This well attended event was put together in response to the growing use of volunteers in delivering a range of arts and health work, both directly delivering creative workshops and in planning, support etc. It was attended by a wide cross section of independent artists and staff from arts, health and social care organisations involved in delivering arts in health.
Presentations were as follows:
Advinder Gill, Volunteer Manager, Heart of England NHS Foundation Trust
Practical considerations on the recruitment and management of volunteers, including how to make the experience mutually useful.
Download the presentation here
Sarah McGrory, Arts Co-ordinator, Heart of England NHS Foundation Trust
Examples of the different roles that volunteers carry out across the trust. Sarah’s presentation can be downloaded here and the additional talk given by Liam, a volunteer on the Heartlands Hospital Art Cart scheme can be downloaded here
Ruth Harvey-Regan, Black Country Partnership NHS Foundation Trust
Ruth was unable to attend due to illness but her presentation on different models of working with volunteers can be downloaded here
A lively discussion followed the presentations covering a range of issues:
- Does using volunteers to carry out arts work devalue the work of artists and their contribution to health care or is it a means to ensure that creative activities are still taking place in a time of budget cuts?
- Artists can gain experience by volunteering and it can lead to paid work. Volunteering can be a way for artists to get to know people and to try out different settings and approaches to see if it’s the kind of work they want to focus on.
- Volunteering can be a bridge for service users into paid work.
- There can be issues with working with younger volunteers or people with little work experience who don’t know what’s expected of them, leading to additional time being spent managing the volunteer.
- It’s important to find the right role for each individual.
- As budgets become tighter, good volunteers could become a scarce commodity.
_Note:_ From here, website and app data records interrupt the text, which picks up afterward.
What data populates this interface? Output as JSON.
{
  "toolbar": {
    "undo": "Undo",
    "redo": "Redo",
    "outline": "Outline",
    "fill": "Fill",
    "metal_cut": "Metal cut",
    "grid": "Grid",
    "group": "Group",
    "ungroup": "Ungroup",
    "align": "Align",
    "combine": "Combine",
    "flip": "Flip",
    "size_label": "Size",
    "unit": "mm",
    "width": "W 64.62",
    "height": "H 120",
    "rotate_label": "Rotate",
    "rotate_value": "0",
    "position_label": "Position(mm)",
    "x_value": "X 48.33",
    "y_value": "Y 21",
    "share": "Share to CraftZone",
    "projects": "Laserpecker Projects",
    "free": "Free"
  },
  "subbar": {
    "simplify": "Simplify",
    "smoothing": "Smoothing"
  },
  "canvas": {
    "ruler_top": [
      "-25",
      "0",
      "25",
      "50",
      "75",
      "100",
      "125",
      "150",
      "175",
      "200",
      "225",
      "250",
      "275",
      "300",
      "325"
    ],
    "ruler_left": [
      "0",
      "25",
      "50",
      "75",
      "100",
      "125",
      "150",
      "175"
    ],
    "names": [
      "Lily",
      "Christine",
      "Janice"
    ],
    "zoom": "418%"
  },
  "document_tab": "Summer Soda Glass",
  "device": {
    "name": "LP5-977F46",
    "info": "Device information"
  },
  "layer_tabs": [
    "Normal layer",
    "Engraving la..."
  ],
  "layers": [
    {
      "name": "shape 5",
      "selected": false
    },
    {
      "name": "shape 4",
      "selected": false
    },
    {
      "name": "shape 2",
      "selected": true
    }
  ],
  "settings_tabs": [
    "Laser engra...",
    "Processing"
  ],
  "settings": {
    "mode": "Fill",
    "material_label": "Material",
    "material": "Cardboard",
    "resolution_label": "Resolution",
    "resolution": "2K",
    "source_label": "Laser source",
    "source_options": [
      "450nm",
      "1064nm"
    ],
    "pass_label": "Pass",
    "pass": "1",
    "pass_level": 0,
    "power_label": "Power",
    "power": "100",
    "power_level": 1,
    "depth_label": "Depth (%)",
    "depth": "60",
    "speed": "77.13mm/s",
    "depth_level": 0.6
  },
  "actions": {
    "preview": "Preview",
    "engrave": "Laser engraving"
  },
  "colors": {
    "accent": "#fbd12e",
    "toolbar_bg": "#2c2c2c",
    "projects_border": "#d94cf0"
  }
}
It’s important to value and appreciate good volunteers and not to exploit their goodwill.
Ten top tips for working with volunteers, as nominated by the attendees:
- There are no legal restrictions on volunteers aged 16 – 18
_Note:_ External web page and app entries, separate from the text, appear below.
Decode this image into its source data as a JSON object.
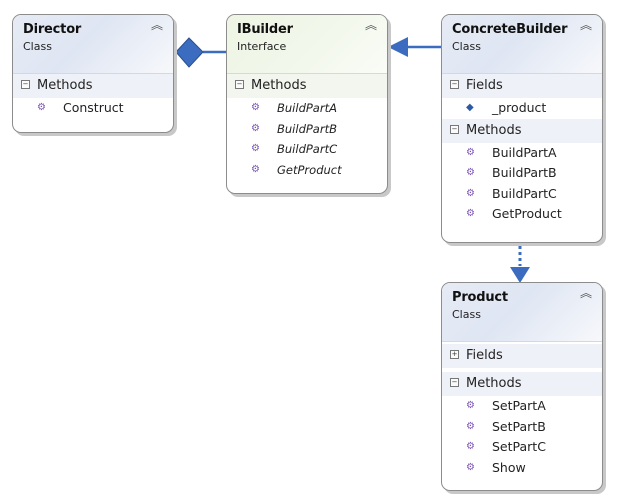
{
  "diagram": {
    "classes": {
      "director": {
        "name": "Director",
        "stereotype": "Class",
        "collapse_icon": "double-chevron-up-icon",
        "sections": {
          "methods": {
            "label": "Methods",
            "toggle": "⊟",
            "items": [
              "Construct"
            ]
          }
        }
      },
      "ibuilder": {
        "name": "IBuilder",
        "stereotype": "Interface",
        "collapse_icon": "double-chevron-up-icon",
        "sections": {
          "methods": {
            "label": "Methods",
            "toggle": "⊟",
            "items": [
              "BuildPartA",
              "BuildPartB",
              "BuildPartC",
              "GetProduct"
            ]
          }
        }
      },
      "concrete_builder": {
        "name": "ConcreteBuilder",
        "stereotype": "Class",
        "collapse_icon": "double-chevron-up-icon",
        "sections": {
          "fields": {
            "label": "Fields",
            "toggle": "⊟",
            "items": [
              "_product"
            ]
          },
          "methods": {
            "label": "Methods",
            "toggle": "⊟",
            "items": [
              "BuildPartA",
              "BuildPartB",
              "BuildPartC",
              "GetProduct"
            ]
          }
        }
      },
      "product": {
        "name": "Product",
        "stereotype": "Class",
        "collapse_icon": "double-chevron-up-icon",
        "sections": {
          "fields": {
            "label": "Fields",
            "toggle": "⊞",
            "collapsed": true
          },
          "methods": {
            "label": "Methods",
            "toggle": "⊟",
            "items": [
              "SetPartA",
              "SetPartB",
              "SetPartC",
              "Show"
            ]
          }
        }
      }
    },
    "relationships": [
      {
        "type": "composition",
        "from": "Director",
        "to": "IBuilder"
      },
      {
        "type": "realization",
        "from": "ConcreteBuilder",
        "to": "IBuilder"
      },
      {
        "type": "dependency",
        "from": "ConcreteBuilder",
        "to": "Product"
      }
    ],
    "colors": {
      "connector": "#3b6cc0",
      "method_icon": "#7a52b3",
      "field_icon": "#2a5aa6",
      "class_header": "#e2e8f4",
      "interface_header": "#eef5e4"
    },
    "glyphs": {
      "collapse": "︽",
      "method": "⚙",
      "field": "◆"
    }
  }
}
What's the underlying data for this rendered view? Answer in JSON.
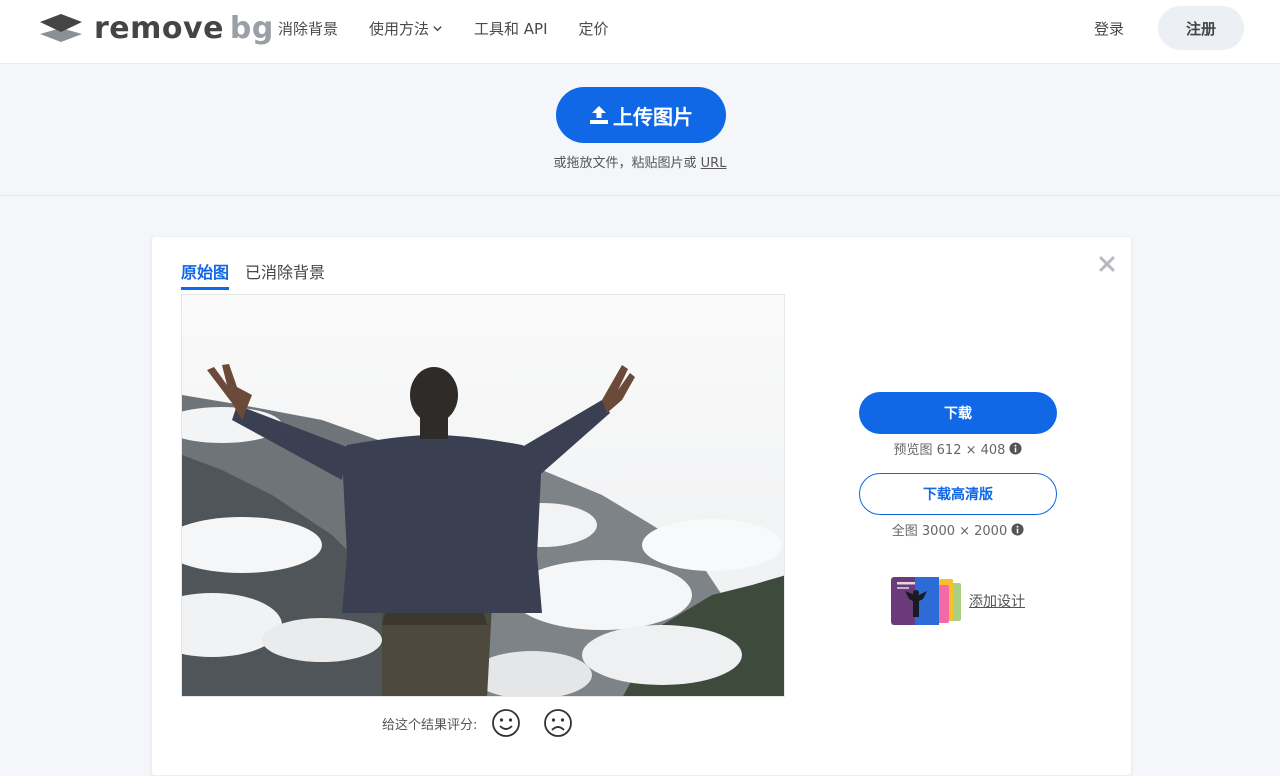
{
  "header": {
    "logo": {
      "word1": "remove",
      "word2": "bg"
    },
    "nav": [
      {
        "label": "消除背景"
      },
      {
        "label": "使用方法"
      },
      {
        "label": "工具和 API"
      },
      {
        "label": "定价"
      }
    ],
    "login": "登录",
    "signup": "注册"
  },
  "upload": {
    "button": "上传图片",
    "hint": "或拖放文件，粘贴图片或",
    "url": "URL"
  },
  "editor": {
    "tabs": [
      "原始图",
      "已消除背景"
    ],
    "active_tab": "原始图",
    "download": "下载",
    "preview_info": "预览图 612 × 408",
    "download_hd": "下载高清版",
    "full_info": "全图 3000 × 2000",
    "add_design": "添加设计",
    "rating_label": "给这个结果评分:"
  },
  "colors": {
    "accent": "#1068e6",
    "text": "#454545",
    "background": "#f4f6f9"
  },
  "icons": [
    "logo-stack-icon",
    "chevron-down-icon",
    "upload-icon",
    "close-icon",
    "info-icon",
    "smile-icon",
    "frown-icon"
  ]
}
- Offer clear expectations from both sides
- Volunteers contributions can be costed and used as “in kind” support in funding applications
- Volunteers are cost effective, not cost free
- Establish a clear application process
- Use newsletters as a way of helping volunteers to feel informed and involved in your wider work
- Appraisals and feedback can be casual and ongoing
- Word of mouth is the best form of publicity
- Establish a proper induction process
- Art packs/art cart as a method of engaging service users